(Remember, clicking the highlighted links brings you to other reviews and articles here at The Movie Madhouse!)
One of Craven’s worst films, unnecessary sequel is most notable for being the first film released on VHS and into theaters on the same day. I myself was working at a Palmer Video at the time and remember it coming in for rent on the same day it opened at the Paramus Century Twin theater.
The story, written by Craven, takes place 8 years later with survivor Bobby (again Robert Houston) in a relationship with reformed cannibal clan member Ruby (a returning Janus Blythe) who is now called Rachel and the two have a motocross bike team and have invented a new fuel to race with. As fate would have it, there is a race they are participating in right in the area of Bobby’s ordeal with the cannibals. He refuses to go there, but Ruby takes the team on a bus and proceeds. It’s no surprise that they take a shortcut through the desert, the bus breaks down and now the bike team and Ruby/Rachel are trapped in an area stalked by the surviving Pluto (Michael Berryman) and his massive uncle Reaper (7’4″ actor John Bloom) who, one by one, slaughter the team and take their bodies into their underground slaughterhouse to make into happy meals.
Craven himself, is not proud of this film. It was a paycheck job and he was not given enough money to complete it and had to use a lot of flashbacks from the first film to get the film to feature length…and it is evident, especially in the first third. The film plays out more like a routine 80s slasher with Pluto and Reaper, one by one, killing off members of the biker team in various gory ways in an abandoned mining camp. The slasher vibe is strengthened by the presence of Henry Manfredini’s score which is very similar to his work on the Friday The 13th series. As for the proceedings, the story makes no sense, as Papa Jupiter’s father, in the first film, never mentions a second son, and why you would leave out a seven foot sibling in the telling, is silly. That and if Bobby is still traumatized by the events of the first flick, then why is he dating an ex-cannibal clan member? The film follows the generic slasher formula, quite closely and has little suspense, as it is obvious by the scene set-ups who’s getting it next. At least there is some effective gore when they do get it and if anything, the film moves quickly. Having a blind girl as our main heroine (Tamara Stafford) has little impact on the story, as her more acute hearing only works when the plot needs it to. The inclusion of Ruby doesn’t add much either, although she does have some fun fight scenes with her former clan members.

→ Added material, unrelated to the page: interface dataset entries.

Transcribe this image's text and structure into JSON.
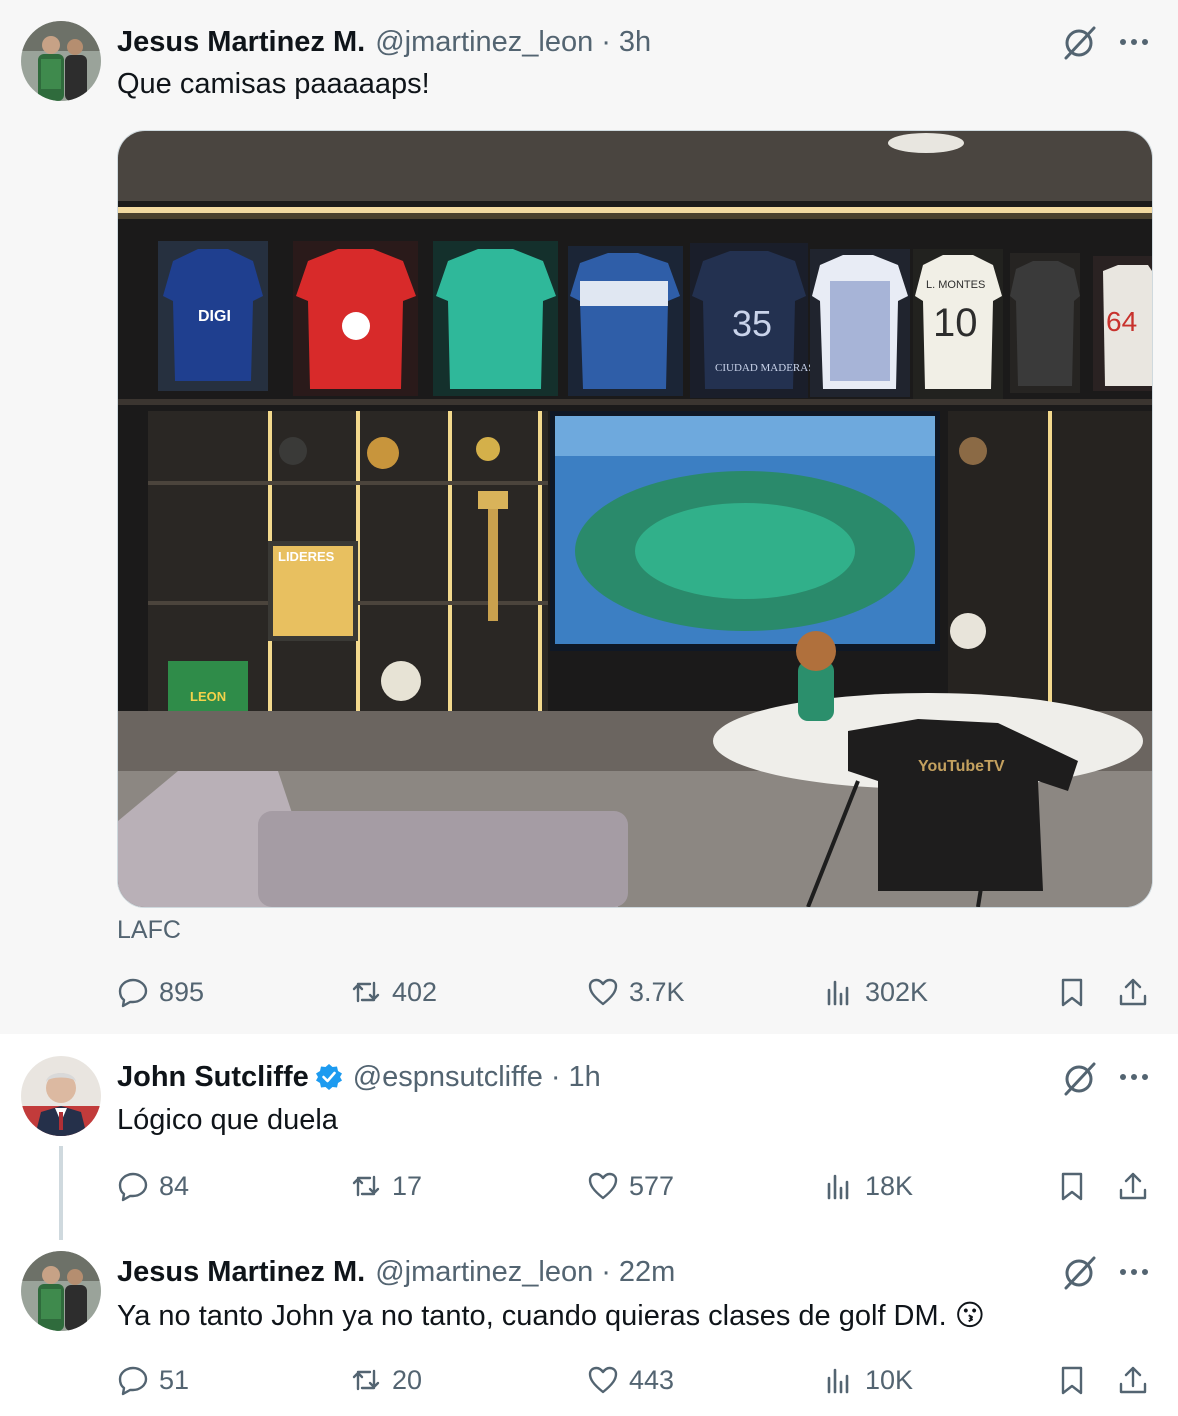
{
  "tweets": [
    {
      "name": "Jesus Martinez M.",
      "handle": "@jmartinez_leon",
      "separator": "·",
      "time": "3h",
      "text": "Que camisas paaaaaps!",
      "verified": false,
      "media": {
        "caption": "LAFC",
        "shirt_labels": {
          "brand_1": "DIGI",
          "brand_2": "CIUDAD MADERAS",
          "number_1": "35",
          "name_back": "L. MONTES",
          "number_2": "10",
          "number_3": "64",
          "book_title": "LIDERES",
          "case_label": "LEON",
          "shirt_sponsor": "YouTubeTV"
        }
      },
      "stats": {
        "replies": "895",
        "reposts": "402",
        "likes": "3.7K",
        "views": "302K"
      }
    },
    {
      "name": "John Sutcliffe",
      "handle": "@espnsutcliffe",
      "separator": "·",
      "time": "1h",
      "text": "Lógico que duela",
      "verified": true,
      "stats": {
        "replies": "84",
        "reposts": "17",
        "likes": "577",
        "views": "18K"
      }
    },
    {
      "name": "Jesus Martinez M.",
      "handle": "@jmartinez_leon",
      "separator": "·",
      "time": "22m",
      "text": "Ya no tanto John ya no tanto, cuando quieras clases de golf DM.",
      "emoji": "😗",
      "verified": false,
      "stats": {
        "replies": "51",
        "reposts": "20",
        "likes": "443",
        "views": "10K"
      }
    }
  ],
  "icons": {
    "reply": "reply-icon",
    "repost": "repost-icon",
    "like": "heart-icon",
    "views": "views-icon",
    "bookmark": "bookmark-icon",
    "share": "share-icon",
    "grok": "grok-icon",
    "more": "more-icon",
    "verified": "verified-badge-icon"
  },
  "colors": {
    "text": "#0f1419",
    "secondary": "#536471",
    "verified": "#1d9bf0",
    "thread_line": "#cfd9de",
    "highlight_bg": "#f7f7f7"
  }
}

Cast are not really all that memorable aside for the iconic Berryman back as Pluto. At over seven feet, John Bloom certainly is physically impressive, but doesn’t really give Reaper the personality needed to put him anywhere near the slasher hall of fame. Tamara Stafford makes a fine enough heroine as Cass and she is pretty, likable and shows resilience like a good final girl should, especially with the character’s handicap. A returning Janus Blythe is almost unrecognizable as the now civilized Ruby, but she has some fun scenes with her former family members. They should have focused more on her physical scraps with Pluto and Reaper as they were one of the more entertaining aspects of the film and one which they wasted overall, as Ruby becomes a second tier character behind Cass. Supporting players are fine as generic slaughter fodder and are just stereotypical characters in a slasher flick, nothing more.
This is a bad movie. There is some entertainment value from the slasher aspects, if you are a fan of 80s slashers, but overall, it is every bit the paycheck job it’s said to be. The Hills Have Eyes is a cult classic horror and it’s sequel is a sad example of what happens when a filmmaker makes a film he doesn’t want to, in order to pay the bills…and a film he was barely given the resources to finish. If you are a completest of either Craven or 80s slashers, sure, give it a watch, but don’t expect much at all.
1 and 1/2 (out of 4) Plutos.